1

I'm a post doc at a U.S. University. I need the files of a grad student research assistant who has left the lab. The student was a funded RA. The student created files (data, codes, simulations, etc) for a few contracts the lab had, which funded him.

This student has been very difficult to contact, and stubborn to send the files. Compounding my problems, the student did his work on 2 computers: (1) his personal laptop, and (2) a lab computer which has had its hard drive wiped. It is important to note that the student used the university internet server the entire time (it's the only way he could use university licensed software). At this point, I have given up on him sending the files.

Questions

1) What legal maneuvers (in the US) do I have to get the files from this ex-research assistant? I understand that he would own some of the intellectual rights of the files, but the lab and sponsor would also have some ownership.

2) Could the files still exist within the university somehow? This RA wiped his company computer's hard drive before leaving (a relatively common practice for any exiting employee). Since the student used the University internet server, the files could have been monitored and even obtained legally (I think). In the US it's legal for an employer to monitor an employee if they're using company property (Internet server, computer, etc). Is it common for a major research university to obtain backup files of all the researchers' work through the Internet server? Are the files of grad student research assistants typically obtainable within a research university (not the published dissertations but the actually files, codes, data)? Or are the files forever gone (at least from a practical point of view)? I've talked to IT people but have not reached a knowledgeable person yet.

3) If you were a researcher who left your company, would you expect (and be okay with) future employees scouring your company computer, or possibly obtaining your personal laptop files via the company Internet server (don't know if this is even possible?) ?

4). What are the ethics of this situation?

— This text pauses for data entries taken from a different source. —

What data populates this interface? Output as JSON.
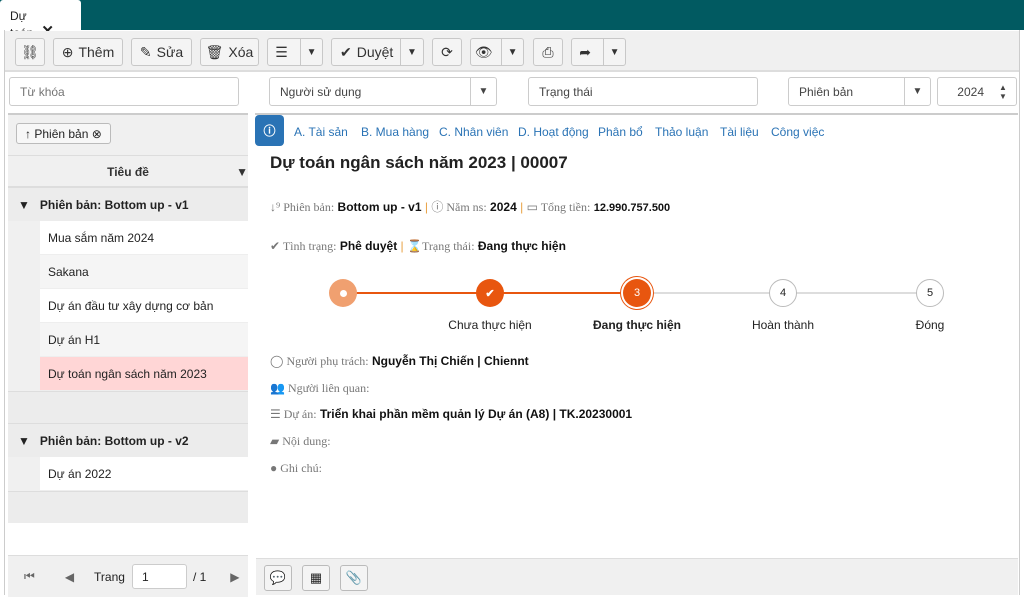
{
  "tab": {
    "title": "Dự toán"
  },
  "toolbar": {
    "add": "Thêm",
    "edit": "Sửa",
    "delete": "Xóa",
    "approve": "Duyệt"
  },
  "filters": {
    "keyword_placeholder": "Từ khóa",
    "user": "Người sử dụng",
    "status": "Trạng thái",
    "version": "Phiên bản",
    "year": "2024"
  },
  "left": {
    "chip": "Phiên bản",
    "column": "Tiêu đề",
    "groups": [
      {
        "label": "Phiên bản: Bottom up - v1",
        "items": [
          "Mua sắm năm 2024",
          "Sakana",
          "Dự án đầu tư xây dựng cơ bản",
          "Dự án H1",
          "Dự toán ngân sách năm 2023"
        ]
      },
      {
        "label": "Phiên bản: Bottom up - v2",
        "items": [
          "Dự án 2022"
        ]
      }
    ],
    "pager": {
      "label": "Trang",
      "page": "1",
      "total": "/ 1"
    }
  },
  "tabs": [
    "A. Tài sản",
    "B. Mua hàng",
    "C. Nhân viên",
    "D. Hoạt động",
    "Phân bổ",
    "Thảo luận",
    "Tài liệu",
    "Công việc"
  ],
  "detail": {
    "title": "Dự toán ngân sách năm 2023 | 00007",
    "version_label": "Phiên bản:",
    "version": "Bottom up - v1",
    "year_label": "Năm ns:",
    "year": "2024",
    "total_label": "Tổng tiền:",
    "total": "12.990.757.500",
    "cond_label": "Tình trạng:",
    "cond": "Phê duyệt",
    "state_label": "Trạng thái:",
    "state": "Đang thực hiện",
    "owner_label": "Người phụ trách:",
    "owner": "Nguyễn Thị Chiến | Chiennt",
    "related_label": "Người liên quan:",
    "project_label": "Dự án:",
    "project": "Triển khai phần mềm quản lý Dự án (A8) | TK.20230001",
    "content_label": "Nội dung:",
    "note_label": "Ghi chú:"
  },
  "steps": [
    {
      "num": "",
      "label": ""
    },
    {
      "num": "",
      "label": "Chưa thực hiện"
    },
    {
      "num": "3",
      "label": "Đang thực hiện"
    },
    {
      "num": "4",
      "label": "Hoàn thành"
    },
    {
      "num": "5",
      "label": "Đóng"
    }
  ],
  "current_step": 3,
  "colors": {
    "header": "#015a61",
    "accent": "#e8560f",
    "link": "#2a73b5",
    "selected_row": "#ffd6d6"
  }
}
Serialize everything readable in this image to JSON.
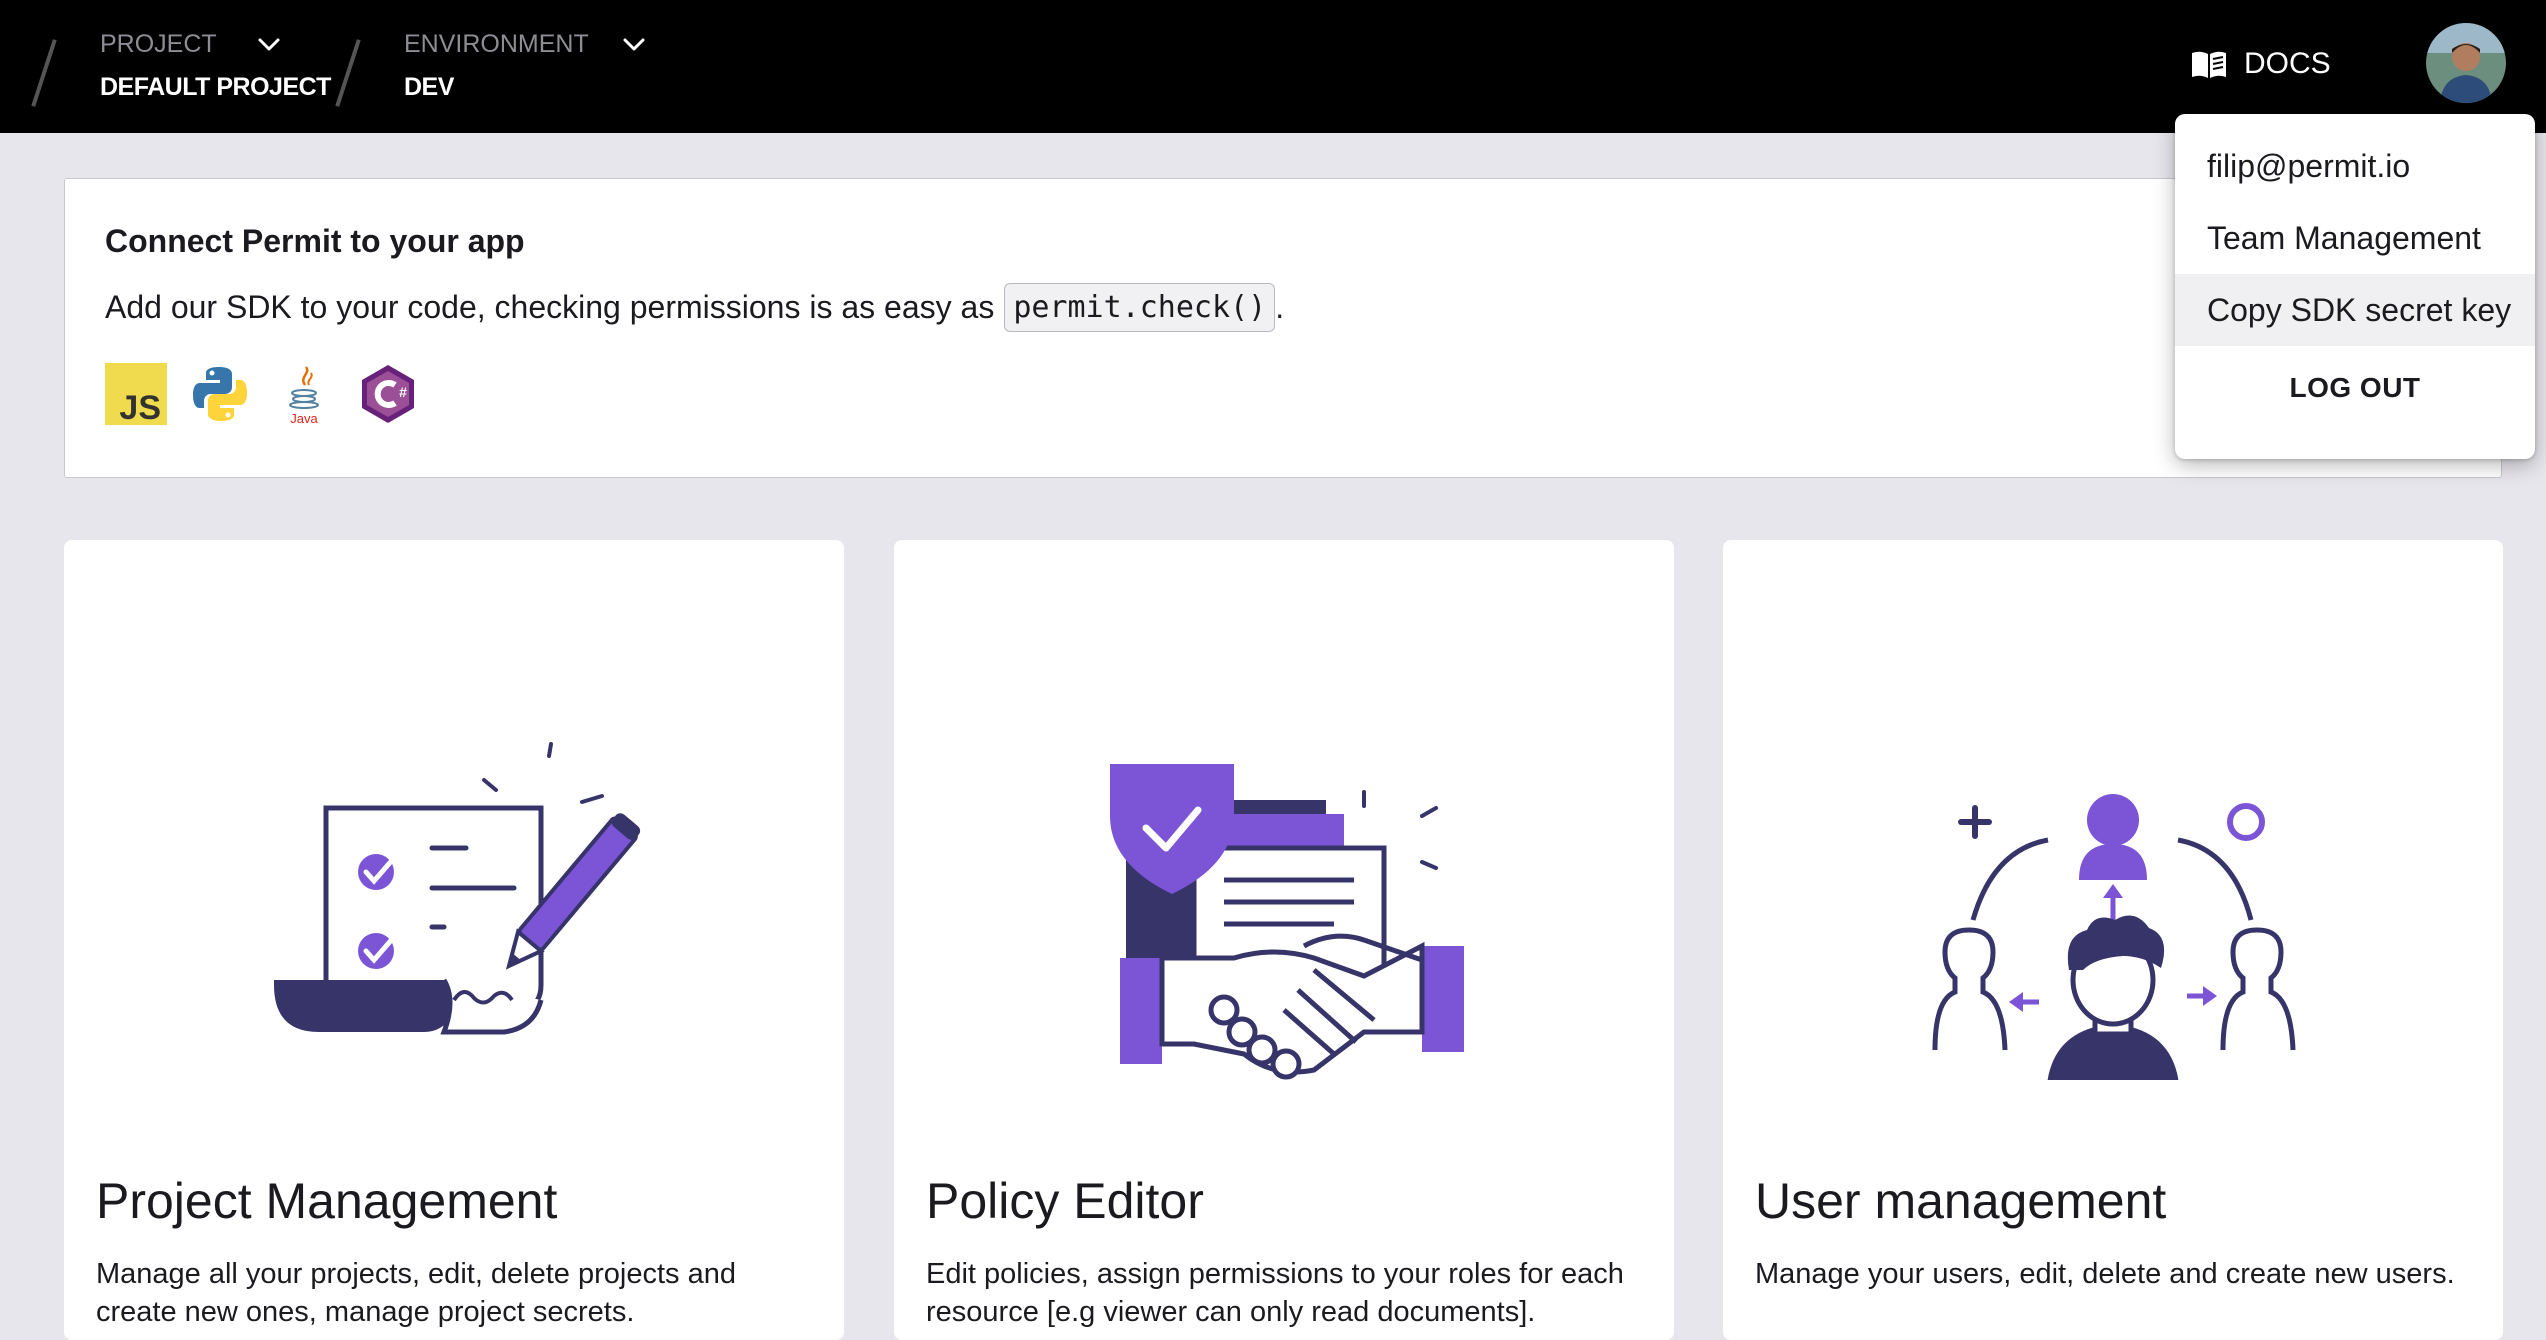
{
  "header": {
    "project_label": "PROJECT",
    "project_value": "DEFAULT PROJECT",
    "environment_label": "ENVIRONMENT",
    "environment_value": "DEV",
    "docs_label": "DOCS",
    "docs_icon": "book-icon"
  },
  "connect": {
    "title": "Connect Permit to your app",
    "description": "Add our SDK to your code, checking permissions is as easy as",
    "code": "permit.check()",
    "trailing": ".",
    "languages": [
      "js-icon",
      "python-icon",
      "java-icon",
      "csharp-icon"
    ],
    "java_text": "Java",
    "js_text": "JS"
  },
  "cards": [
    {
      "title": "Project Management",
      "description": "Manage all your projects, edit, delete projects and create new ones, manage project secrets."
    },
    {
      "title": "Policy Editor",
      "description": "Edit policies, assign permissions to your roles for each resource [e.g viewer can only read documents]."
    },
    {
      "title": "User management",
      "description": "Manage your users, edit, delete and create new users."
    }
  ],
  "menu": {
    "email": "filip@permit.io",
    "team": "Team Management",
    "copy_key": "Copy SDK secret key",
    "logout": "LOG OUT"
  },
  "colors": {
    "accent": "#7b55d6",
    "navy": "#37346a",
    "topbar": "#000000",
    "background": "#e7e6ec"
  }
}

What are the formalities of these situations?

Any information would help, this is really holding back the progress of the lab and my required deliverables. The grad student left spontaneously after the semester - otherwise the professor and lab director would have obtained the files from him.

closed as off-topic by Brian Borchers, scaaahu, Wrzlprmft, Massimo Ortolano, ff524 Jun 5 '16 at 6:30

This question appears to be off-topic. The users who voted to close gave this specific reason:

  • "The answer to this question strongly depends on individual factors such as a certain person’s preferences, a given institution’s regulations, the exact contents of your work or your personal values. Thus only someone familiar can answer this question and it cannot be generalised to apply to others. (See this discussion for more info.)" – Brian Borchers, scaaahu, ff524
If this question can be reworded to fit the rules in the help center, please edit the question.

  • 1
    Technical means of recovering the files from any backups that might exist are really off topic here. You could try to use a law suit to force the former student to return the material, but that discussion would also be off topic (and you should be talking to a lawyer rather than getting legal advice from strangers on the internet.) – Brian Borchers Jun 5 '16 at 5:39
  • 2
    Vote to close because of its off-topic-ness. Downvoting because it's unclear. (Please see previous comments made by @BrianBorchers and me.) – scaaahu Jun 5 '16 at 5:55
  • 1
    This is partially the fault of the professor. The professor should ensure that his/her students semi-regularly transfer a copy of everything for this exact reason. – Austin Henley Jun 5 '16 at 6:11
  • 1
    Apart from the aforementioned problems with your question, you are asking many questions at once and none of these are specific to academia: They might as well occur in a non-academic employment situation. You could ask a question about standard university practices in this respect, but I am afraid the only answer you will get is that such things do (unfortunately) not exist. – Wrzlprmft Jun 5 '16 at 6:14
  • 1
    This RA wiped his company computer's hard drive before leaving (a relatively common practice for any exiting employee) – Find the person responsible for this practice and have them flogged. — @AustinHenley: The professor should ensure that his/her students semi-regularly transfer a copy of everything for this exact reason. – Even better: Everybody should be forced to use a version control system with some central server that cannot be wiped by anybody. – Wrzlprmft Jun 5 '16 at 6:20
1
  1. Talk to an attorney or post your question here: https://law.stackexchange.com/
  2. The files could still exist in a Univeristy network but you have not provided enough information to know for sure. Maybe someone here can help: https://security.stackexchange.com/
  3. I would not keep sensitive personal information on a work computer and would have no grounds to compain if others later gained access to that data.
  4. I see no ethical problem with recovering any and all files on the University netowork. Ethics regarding file recover the personal computer of the RA would depend on the ability to first obtain a court order to search it or demand the data in question is turned over in which case I see no ethical problem.

Not the answer you're looking for? Browse other questions tagged or ask your own question.